[Records for this task]:

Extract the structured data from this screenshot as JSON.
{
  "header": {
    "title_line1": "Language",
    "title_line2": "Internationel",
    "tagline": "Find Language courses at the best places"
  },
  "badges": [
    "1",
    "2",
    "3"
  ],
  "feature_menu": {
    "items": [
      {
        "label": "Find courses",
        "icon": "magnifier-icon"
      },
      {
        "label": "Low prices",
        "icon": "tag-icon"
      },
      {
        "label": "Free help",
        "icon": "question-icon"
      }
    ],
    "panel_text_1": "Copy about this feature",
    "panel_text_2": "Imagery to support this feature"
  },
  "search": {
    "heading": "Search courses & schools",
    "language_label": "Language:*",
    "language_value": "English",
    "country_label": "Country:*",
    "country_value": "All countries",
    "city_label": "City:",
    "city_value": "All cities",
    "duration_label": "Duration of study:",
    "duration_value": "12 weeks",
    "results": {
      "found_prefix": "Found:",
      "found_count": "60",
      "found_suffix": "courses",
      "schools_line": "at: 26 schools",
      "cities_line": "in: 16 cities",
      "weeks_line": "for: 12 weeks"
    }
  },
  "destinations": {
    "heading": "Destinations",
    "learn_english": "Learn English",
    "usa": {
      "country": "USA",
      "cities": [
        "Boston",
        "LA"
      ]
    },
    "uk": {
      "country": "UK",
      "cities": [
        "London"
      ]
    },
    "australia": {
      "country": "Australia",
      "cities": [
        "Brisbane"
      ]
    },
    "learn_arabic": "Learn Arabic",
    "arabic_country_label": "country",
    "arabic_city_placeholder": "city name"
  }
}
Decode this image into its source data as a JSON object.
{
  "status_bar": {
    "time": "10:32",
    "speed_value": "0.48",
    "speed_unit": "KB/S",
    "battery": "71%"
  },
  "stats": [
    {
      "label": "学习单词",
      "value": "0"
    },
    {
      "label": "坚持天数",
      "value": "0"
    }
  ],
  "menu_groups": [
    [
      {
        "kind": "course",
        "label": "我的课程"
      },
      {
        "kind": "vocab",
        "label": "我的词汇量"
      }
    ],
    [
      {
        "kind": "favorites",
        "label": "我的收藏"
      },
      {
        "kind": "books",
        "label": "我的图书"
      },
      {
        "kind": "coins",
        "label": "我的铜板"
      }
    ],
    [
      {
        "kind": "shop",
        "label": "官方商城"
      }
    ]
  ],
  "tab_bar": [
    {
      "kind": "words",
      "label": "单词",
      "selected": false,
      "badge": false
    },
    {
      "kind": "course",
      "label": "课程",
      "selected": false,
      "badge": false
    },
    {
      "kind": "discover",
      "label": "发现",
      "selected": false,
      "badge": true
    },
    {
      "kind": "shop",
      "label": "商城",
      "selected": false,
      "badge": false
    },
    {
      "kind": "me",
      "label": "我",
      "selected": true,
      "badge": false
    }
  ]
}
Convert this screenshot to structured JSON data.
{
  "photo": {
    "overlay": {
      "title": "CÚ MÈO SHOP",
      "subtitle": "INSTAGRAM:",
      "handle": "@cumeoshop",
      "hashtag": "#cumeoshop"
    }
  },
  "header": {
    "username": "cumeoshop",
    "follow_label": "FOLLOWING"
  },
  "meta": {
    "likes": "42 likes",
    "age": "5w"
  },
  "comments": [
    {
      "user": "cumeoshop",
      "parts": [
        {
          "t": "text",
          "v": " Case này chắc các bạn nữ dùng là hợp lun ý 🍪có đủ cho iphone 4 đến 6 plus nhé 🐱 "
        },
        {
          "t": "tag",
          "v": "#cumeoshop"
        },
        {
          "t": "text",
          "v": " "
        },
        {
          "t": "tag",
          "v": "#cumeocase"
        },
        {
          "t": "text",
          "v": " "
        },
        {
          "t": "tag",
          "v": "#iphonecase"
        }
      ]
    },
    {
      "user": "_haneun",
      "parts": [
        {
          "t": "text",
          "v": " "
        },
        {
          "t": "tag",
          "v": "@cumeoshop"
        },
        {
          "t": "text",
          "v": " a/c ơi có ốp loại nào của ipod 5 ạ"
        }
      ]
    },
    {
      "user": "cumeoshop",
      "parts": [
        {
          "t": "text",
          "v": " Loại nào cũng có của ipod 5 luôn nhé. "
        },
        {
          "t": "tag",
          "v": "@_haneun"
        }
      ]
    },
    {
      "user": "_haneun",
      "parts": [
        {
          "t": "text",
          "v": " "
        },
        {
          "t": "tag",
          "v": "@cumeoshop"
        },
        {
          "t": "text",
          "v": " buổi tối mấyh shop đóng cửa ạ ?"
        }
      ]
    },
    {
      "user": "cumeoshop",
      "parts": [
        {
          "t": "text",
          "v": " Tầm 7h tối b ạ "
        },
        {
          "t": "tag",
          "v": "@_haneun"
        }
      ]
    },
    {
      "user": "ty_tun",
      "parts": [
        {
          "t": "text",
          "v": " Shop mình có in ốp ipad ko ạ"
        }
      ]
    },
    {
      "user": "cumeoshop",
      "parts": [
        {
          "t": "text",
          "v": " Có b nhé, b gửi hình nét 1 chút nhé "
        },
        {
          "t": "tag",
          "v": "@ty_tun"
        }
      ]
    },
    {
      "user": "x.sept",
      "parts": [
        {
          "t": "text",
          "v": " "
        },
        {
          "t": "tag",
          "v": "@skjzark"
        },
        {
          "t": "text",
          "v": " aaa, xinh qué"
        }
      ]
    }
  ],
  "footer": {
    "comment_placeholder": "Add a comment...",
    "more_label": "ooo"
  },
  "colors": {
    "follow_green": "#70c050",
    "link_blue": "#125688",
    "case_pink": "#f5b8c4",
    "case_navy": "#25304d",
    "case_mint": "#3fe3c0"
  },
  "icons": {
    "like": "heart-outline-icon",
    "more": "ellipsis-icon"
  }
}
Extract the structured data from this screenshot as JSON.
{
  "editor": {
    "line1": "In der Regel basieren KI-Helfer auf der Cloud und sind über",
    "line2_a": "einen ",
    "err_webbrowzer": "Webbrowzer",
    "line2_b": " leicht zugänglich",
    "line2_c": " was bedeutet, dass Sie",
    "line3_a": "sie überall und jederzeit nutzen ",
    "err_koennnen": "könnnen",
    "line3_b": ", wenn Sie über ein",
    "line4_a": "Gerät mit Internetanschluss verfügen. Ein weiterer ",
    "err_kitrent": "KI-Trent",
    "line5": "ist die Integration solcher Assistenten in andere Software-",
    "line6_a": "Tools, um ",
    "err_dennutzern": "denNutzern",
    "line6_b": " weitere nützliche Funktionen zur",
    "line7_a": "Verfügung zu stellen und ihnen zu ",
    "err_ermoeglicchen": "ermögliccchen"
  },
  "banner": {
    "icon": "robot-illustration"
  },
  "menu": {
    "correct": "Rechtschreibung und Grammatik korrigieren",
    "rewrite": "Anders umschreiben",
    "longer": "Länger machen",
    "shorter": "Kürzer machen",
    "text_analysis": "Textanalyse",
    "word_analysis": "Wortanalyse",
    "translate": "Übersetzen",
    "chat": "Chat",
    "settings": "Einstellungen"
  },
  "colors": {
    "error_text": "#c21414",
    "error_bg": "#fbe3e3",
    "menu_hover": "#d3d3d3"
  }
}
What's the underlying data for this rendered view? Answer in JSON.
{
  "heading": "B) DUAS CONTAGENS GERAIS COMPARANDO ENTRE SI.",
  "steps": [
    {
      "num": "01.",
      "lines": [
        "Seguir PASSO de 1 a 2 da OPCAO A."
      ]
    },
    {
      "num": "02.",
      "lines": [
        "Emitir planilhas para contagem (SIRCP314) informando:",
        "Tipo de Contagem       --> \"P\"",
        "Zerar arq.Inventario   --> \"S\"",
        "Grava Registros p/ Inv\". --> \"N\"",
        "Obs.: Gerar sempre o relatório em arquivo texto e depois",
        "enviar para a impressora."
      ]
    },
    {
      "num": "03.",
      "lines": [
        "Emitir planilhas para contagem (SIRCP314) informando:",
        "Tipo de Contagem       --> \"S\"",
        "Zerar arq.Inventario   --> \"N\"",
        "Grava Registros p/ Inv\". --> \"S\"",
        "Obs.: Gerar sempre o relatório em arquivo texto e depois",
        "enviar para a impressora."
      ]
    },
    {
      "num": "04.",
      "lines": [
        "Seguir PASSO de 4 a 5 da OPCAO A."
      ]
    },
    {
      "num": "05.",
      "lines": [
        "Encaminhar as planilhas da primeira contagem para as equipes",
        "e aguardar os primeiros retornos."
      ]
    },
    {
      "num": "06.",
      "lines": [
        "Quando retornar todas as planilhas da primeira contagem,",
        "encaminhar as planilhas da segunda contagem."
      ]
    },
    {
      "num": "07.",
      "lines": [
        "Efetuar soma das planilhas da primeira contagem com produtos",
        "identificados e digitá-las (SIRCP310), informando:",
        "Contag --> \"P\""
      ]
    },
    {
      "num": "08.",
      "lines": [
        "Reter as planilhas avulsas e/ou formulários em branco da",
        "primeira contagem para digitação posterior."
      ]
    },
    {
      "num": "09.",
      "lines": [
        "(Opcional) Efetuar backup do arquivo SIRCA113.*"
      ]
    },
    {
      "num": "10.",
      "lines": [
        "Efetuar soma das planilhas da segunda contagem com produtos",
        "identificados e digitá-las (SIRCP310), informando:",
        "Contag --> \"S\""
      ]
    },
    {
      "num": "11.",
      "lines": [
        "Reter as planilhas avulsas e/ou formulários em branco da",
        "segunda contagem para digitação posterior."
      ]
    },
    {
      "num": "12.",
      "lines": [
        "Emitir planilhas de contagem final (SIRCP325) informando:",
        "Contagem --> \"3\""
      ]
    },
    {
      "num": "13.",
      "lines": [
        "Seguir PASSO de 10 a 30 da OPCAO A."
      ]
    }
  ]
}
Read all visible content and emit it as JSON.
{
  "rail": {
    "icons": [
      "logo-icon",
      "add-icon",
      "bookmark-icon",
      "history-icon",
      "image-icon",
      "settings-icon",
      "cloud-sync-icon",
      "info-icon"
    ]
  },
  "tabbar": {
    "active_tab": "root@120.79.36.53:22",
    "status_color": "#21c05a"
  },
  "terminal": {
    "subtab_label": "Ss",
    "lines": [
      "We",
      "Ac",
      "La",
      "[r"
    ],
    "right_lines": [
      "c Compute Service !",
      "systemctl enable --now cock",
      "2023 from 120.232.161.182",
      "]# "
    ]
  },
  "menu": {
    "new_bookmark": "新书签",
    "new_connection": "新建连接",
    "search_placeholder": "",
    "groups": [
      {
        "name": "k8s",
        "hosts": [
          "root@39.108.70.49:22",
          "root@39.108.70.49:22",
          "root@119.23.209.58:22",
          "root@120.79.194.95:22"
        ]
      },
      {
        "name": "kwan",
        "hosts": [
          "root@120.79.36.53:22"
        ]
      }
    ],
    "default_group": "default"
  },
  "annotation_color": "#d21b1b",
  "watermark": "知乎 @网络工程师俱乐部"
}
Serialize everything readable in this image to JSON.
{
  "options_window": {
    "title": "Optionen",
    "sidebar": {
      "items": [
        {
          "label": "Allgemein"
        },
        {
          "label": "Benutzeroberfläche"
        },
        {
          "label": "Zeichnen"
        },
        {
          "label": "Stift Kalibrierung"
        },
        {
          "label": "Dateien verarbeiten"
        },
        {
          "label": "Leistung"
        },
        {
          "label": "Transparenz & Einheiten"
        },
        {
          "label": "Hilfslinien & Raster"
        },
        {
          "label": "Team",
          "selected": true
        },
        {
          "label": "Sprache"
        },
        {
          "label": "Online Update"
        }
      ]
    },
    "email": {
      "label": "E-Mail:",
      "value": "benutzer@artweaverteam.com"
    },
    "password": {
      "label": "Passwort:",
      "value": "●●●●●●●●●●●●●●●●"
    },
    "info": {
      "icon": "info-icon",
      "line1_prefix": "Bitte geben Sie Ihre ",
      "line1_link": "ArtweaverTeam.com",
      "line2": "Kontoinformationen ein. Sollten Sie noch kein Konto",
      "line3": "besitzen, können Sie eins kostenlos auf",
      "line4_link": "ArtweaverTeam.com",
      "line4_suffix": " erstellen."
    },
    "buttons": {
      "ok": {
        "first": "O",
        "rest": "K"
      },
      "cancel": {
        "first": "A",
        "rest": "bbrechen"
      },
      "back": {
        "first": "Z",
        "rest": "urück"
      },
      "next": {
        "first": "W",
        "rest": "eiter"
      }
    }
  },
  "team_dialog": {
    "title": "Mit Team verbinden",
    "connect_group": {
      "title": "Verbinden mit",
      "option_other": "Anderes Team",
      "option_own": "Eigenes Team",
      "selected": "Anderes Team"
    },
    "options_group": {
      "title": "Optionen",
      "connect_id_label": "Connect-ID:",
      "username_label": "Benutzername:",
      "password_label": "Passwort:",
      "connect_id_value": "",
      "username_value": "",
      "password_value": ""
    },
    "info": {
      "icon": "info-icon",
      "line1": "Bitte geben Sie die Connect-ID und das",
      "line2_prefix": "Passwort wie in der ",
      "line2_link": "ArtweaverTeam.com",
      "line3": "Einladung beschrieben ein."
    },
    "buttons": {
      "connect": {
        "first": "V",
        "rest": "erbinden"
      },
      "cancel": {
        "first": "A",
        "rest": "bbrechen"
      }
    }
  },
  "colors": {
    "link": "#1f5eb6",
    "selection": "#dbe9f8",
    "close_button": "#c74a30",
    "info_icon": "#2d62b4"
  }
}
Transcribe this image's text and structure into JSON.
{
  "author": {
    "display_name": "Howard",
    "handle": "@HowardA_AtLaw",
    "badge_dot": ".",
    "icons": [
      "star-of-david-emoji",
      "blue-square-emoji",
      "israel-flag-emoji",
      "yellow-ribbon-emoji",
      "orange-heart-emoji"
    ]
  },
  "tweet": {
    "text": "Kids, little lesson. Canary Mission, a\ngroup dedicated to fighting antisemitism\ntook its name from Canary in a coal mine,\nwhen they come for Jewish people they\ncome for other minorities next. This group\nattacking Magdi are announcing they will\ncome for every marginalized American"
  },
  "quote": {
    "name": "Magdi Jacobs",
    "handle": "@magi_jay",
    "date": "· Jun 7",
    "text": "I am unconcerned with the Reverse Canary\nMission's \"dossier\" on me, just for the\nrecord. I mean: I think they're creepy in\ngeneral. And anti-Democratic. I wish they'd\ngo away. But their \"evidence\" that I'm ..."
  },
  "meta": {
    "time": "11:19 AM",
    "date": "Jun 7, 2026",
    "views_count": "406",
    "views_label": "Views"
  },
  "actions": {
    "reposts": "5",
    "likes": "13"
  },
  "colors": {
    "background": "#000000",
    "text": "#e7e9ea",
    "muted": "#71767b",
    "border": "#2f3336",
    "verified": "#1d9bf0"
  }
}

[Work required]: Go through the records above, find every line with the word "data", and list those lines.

[Output for this task]:
Extract the structured data from this screenshot as JSON.
Decode this image into its source data as a JSON object.
Convert this screenshot to structured JSON data.
Extract the structured data from this screenshot as JSON.
What's the underlying data for this rendered view? Answer in JSON.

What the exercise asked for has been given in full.